His road map for Texas Demo­crats is still in the early stages, but if he had to put a price tag on it, he’d es­tim­ate up­wards of $50 mil­lion. Joa­quin had meet­ings sched­uled in Janu­ary with po­ten­tial donors in hopes of get­ting things rolling. (He would not say who those fun­ders might be.) When I ask how he’s plan­ning to run a Demo­crat­ic-re­new­al pro­ject in Texas while work­ing 12-hour days in Con­gress, rais­ing his young daugh­ter, and coman­aging his broth­er’s polit­ic­al fu­ture, he ad­mits that he some­times thinks fondly about leav­ing his minor­ity caucus in Con­gress. “Some of the things I want to do and be in­volved with in bring­ing Texas along, it would be easi­er not to be an elec­ted of­fi­cial,” he says. “Spe­cific­ally, not to be a con­gress­man.”

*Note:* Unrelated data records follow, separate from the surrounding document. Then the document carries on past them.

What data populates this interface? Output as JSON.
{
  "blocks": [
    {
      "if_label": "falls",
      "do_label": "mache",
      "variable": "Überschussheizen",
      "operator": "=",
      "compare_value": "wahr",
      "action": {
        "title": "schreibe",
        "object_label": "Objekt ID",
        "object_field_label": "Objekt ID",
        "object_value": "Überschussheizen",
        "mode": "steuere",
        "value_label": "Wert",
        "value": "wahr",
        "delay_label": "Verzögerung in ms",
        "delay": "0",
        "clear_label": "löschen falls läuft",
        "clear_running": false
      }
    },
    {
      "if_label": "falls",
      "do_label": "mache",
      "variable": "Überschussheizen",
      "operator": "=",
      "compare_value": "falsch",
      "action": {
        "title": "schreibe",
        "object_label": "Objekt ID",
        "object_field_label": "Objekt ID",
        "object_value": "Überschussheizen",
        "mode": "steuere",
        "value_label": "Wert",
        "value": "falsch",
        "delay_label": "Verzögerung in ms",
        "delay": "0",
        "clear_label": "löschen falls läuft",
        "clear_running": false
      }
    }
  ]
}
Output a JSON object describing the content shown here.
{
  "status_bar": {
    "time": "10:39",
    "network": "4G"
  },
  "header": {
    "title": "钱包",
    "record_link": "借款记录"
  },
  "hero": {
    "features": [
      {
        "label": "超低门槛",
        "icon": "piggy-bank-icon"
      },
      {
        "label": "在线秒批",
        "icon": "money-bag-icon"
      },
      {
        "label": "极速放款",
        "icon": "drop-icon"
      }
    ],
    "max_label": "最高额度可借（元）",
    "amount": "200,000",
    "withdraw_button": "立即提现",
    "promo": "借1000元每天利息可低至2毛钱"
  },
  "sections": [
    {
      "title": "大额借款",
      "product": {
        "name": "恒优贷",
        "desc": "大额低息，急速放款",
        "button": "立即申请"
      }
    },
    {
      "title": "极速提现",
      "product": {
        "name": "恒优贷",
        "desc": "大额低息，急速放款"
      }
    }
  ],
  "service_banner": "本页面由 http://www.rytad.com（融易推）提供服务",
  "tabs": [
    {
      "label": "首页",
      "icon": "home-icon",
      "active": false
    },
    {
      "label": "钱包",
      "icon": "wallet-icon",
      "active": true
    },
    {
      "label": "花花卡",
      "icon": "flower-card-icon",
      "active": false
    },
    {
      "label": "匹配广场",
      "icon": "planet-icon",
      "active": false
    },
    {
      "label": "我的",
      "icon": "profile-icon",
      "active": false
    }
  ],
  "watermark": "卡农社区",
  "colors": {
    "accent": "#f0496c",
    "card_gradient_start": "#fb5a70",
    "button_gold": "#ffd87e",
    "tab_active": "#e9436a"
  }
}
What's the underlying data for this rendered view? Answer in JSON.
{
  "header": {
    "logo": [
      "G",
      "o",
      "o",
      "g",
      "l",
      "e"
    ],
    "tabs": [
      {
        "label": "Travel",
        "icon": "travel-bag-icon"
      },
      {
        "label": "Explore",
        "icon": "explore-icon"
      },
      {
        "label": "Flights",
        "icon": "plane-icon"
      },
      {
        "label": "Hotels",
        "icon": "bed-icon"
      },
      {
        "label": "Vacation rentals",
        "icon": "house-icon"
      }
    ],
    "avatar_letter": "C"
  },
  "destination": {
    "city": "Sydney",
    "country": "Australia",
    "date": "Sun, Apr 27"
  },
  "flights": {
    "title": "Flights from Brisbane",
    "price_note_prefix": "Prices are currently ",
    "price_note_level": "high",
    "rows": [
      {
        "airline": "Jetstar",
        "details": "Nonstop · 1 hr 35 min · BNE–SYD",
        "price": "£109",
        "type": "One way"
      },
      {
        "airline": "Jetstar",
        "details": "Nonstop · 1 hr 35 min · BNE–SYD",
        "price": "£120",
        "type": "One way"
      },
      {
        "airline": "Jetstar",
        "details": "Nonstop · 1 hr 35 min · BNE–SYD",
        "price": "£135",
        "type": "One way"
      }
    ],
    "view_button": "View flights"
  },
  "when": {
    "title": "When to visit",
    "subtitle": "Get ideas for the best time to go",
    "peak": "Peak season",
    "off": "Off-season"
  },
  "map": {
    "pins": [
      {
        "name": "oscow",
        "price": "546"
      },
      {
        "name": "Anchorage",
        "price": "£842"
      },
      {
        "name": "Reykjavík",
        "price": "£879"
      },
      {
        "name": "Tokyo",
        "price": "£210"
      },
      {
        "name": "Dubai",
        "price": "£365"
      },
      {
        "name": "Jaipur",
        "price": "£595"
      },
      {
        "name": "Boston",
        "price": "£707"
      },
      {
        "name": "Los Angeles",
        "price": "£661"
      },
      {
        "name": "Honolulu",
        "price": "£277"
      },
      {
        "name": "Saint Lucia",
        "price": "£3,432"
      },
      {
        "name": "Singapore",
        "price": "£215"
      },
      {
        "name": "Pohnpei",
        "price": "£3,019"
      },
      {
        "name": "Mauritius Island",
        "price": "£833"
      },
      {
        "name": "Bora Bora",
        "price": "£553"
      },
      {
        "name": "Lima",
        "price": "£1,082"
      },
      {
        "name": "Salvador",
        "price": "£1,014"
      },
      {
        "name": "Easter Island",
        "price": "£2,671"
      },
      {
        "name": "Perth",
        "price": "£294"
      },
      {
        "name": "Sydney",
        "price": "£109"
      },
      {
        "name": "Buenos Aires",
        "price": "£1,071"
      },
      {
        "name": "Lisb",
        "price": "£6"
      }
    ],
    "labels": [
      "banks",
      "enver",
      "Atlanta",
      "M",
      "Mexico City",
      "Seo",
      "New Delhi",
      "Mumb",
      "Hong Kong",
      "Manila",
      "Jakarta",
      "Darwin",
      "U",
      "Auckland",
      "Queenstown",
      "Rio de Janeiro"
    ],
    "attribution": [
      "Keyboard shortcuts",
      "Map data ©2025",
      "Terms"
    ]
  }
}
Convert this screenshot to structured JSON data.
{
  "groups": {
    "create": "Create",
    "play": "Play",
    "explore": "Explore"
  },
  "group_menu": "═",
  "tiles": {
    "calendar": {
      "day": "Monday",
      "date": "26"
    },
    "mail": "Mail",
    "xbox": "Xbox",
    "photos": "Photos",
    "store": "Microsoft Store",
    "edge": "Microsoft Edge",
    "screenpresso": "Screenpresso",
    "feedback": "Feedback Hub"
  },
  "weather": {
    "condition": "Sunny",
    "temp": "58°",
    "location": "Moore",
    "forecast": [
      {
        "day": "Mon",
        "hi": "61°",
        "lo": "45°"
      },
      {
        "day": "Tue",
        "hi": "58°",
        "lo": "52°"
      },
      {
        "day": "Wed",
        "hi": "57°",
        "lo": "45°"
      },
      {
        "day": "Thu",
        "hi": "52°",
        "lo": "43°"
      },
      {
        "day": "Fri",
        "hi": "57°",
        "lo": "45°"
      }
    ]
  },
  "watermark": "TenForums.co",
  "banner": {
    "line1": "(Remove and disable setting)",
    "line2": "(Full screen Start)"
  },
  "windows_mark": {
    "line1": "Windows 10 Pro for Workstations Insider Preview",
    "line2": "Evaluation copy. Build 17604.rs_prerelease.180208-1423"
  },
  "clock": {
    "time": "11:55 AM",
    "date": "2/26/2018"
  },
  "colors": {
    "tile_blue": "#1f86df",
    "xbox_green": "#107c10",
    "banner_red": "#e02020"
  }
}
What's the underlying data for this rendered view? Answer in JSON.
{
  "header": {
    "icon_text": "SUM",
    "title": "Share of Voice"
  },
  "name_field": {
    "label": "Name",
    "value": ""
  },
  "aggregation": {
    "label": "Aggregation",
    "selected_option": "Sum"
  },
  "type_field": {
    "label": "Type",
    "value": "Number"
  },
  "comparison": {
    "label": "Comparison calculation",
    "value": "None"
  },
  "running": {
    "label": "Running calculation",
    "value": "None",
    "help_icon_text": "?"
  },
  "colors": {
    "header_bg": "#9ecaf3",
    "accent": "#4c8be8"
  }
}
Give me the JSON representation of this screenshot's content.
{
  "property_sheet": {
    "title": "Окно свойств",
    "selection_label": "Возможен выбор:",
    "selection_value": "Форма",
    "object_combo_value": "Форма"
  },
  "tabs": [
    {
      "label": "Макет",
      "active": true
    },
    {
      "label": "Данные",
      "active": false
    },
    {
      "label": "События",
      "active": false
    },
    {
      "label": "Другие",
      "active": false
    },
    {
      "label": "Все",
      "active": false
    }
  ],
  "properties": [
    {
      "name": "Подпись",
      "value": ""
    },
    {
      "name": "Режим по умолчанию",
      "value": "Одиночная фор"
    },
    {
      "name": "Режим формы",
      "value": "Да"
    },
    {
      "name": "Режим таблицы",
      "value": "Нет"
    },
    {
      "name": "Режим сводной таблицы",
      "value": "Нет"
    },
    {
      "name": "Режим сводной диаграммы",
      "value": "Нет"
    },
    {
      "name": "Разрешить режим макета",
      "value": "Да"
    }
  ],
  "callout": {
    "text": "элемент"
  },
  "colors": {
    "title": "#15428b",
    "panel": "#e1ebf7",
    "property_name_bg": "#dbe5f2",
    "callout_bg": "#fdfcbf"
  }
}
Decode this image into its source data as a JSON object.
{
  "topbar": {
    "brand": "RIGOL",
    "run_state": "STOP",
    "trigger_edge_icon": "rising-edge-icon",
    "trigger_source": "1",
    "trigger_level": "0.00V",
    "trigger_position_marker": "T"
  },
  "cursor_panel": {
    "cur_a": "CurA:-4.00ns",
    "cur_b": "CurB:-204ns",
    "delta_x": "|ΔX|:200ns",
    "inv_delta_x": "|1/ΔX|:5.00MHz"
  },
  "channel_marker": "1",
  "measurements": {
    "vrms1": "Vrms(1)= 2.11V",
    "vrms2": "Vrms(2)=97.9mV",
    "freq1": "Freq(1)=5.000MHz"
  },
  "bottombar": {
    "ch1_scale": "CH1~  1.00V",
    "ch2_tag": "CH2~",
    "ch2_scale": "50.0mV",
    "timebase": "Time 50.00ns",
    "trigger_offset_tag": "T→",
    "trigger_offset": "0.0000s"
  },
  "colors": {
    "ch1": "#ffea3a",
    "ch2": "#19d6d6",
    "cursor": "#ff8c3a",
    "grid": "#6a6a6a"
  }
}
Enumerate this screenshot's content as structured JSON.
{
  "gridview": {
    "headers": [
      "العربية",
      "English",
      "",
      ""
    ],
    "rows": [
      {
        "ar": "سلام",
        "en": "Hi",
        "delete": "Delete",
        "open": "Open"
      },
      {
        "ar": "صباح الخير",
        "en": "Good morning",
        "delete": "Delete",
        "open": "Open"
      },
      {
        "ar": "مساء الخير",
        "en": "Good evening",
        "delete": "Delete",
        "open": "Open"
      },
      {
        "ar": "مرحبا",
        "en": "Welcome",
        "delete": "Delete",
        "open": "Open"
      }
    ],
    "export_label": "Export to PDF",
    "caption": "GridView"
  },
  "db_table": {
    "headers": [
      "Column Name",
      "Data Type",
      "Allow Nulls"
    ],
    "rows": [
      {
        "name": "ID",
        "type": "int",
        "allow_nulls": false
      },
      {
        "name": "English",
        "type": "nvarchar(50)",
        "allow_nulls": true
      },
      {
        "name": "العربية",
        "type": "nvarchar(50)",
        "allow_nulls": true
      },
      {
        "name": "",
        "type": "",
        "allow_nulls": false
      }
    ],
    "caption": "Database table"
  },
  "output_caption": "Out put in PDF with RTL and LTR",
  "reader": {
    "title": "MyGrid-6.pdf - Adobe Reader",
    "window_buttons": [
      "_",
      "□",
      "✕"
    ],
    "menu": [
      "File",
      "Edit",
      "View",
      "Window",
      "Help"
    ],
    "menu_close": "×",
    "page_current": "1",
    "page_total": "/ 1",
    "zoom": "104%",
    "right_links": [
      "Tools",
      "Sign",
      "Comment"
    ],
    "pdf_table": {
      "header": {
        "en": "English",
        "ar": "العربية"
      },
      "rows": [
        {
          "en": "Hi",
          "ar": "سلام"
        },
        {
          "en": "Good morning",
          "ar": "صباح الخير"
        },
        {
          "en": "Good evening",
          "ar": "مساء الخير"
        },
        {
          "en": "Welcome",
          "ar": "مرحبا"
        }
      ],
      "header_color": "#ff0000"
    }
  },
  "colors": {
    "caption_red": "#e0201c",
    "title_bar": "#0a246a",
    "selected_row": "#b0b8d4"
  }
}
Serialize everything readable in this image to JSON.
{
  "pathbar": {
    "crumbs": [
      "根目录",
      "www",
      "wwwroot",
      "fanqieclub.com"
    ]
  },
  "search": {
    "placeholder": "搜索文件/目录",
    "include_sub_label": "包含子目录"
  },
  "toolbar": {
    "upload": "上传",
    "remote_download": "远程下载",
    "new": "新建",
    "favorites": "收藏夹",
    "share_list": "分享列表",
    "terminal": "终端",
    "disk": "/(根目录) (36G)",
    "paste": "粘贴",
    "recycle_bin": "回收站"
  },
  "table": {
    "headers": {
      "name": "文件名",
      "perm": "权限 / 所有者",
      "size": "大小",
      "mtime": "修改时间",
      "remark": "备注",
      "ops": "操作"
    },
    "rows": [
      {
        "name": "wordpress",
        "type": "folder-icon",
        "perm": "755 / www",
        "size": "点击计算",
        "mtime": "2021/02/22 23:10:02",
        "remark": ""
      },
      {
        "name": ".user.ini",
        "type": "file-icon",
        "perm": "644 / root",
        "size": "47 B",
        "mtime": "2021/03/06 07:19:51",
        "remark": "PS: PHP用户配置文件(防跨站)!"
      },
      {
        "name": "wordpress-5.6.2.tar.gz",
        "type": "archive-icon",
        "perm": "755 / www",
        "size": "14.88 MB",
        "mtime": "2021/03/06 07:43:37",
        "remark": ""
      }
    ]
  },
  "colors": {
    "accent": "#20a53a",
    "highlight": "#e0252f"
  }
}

He knows, of course, that noth­ing would be­ne­fit his Texas pro­ject like a broth­er on the na­tion­al Demo­crat­ic tick­et; that would make rais­ing $50 mil­lion a snap. “If he as­cends, that helps me too,” Joa­quin says. It works both ways, of course: If Joa­quin makes any not­able head­way with his Texas pro­ject over the next year and a half, the pro­spect of put­ting a Tex­an on the Demo­crat­ic bal­lot would make more stra­tegic sense for the party’s pres­id­en­tial nom­in­ee.

While the broth­ers still har­bor blue-sky am­bi­tions, they’re also real­ists. They know that in the likely event Ju­lián doesn’t get the VP nod, their polit­ic­al path for­ward sud­denly van­ishes, at least un­less Texas someday be­comes com­pet­it­ive again. “Sure, I’ve thought about it,” Ju­lián says of hav­ing nowhere to go when his HUD ap­point­ment ex­pires. “It’s very pos­sible. I’ve thought about go­ing back to Texas and writ­ing, and per­haps prac­ti­cing law.” He’s also open, he says, to “stick­ing around some­where in the Cab­in­et” if Clin­ton, or an­oth­er Demo­crat, be­comes the next pres­id­ent. “Most days, I’m ex­cited about pub­lic ser­vice, but there’s some days, like in any pro­fes­sion—there’s the down days when I think about just go­ing back home and hav­ing more free­dom, you know? So we’ll see what hap­pens. The good thing is, I’m gonna be 42 when that day comes. Still a lot of time left.”

But there is also a sense of ur­gency to the broth­ers’ polit­ic­al plans. When we met for lunch in Decem­ber at one of his fa­vor­ite Mex­ic­an res­taur­ants in San Ant­o­nio, Ju­lián said he felt in­creas­ingly op­tim­ist­ic that he made the right move in go­ing to Wash­ing­ton. “Joa­quin and I were talk­ing a couple of months ago,” he said, “and I told him, ‘I feel like the world is com­ing to­ward us in a pos­it­ive way. More now in our lives than it ever will again.’”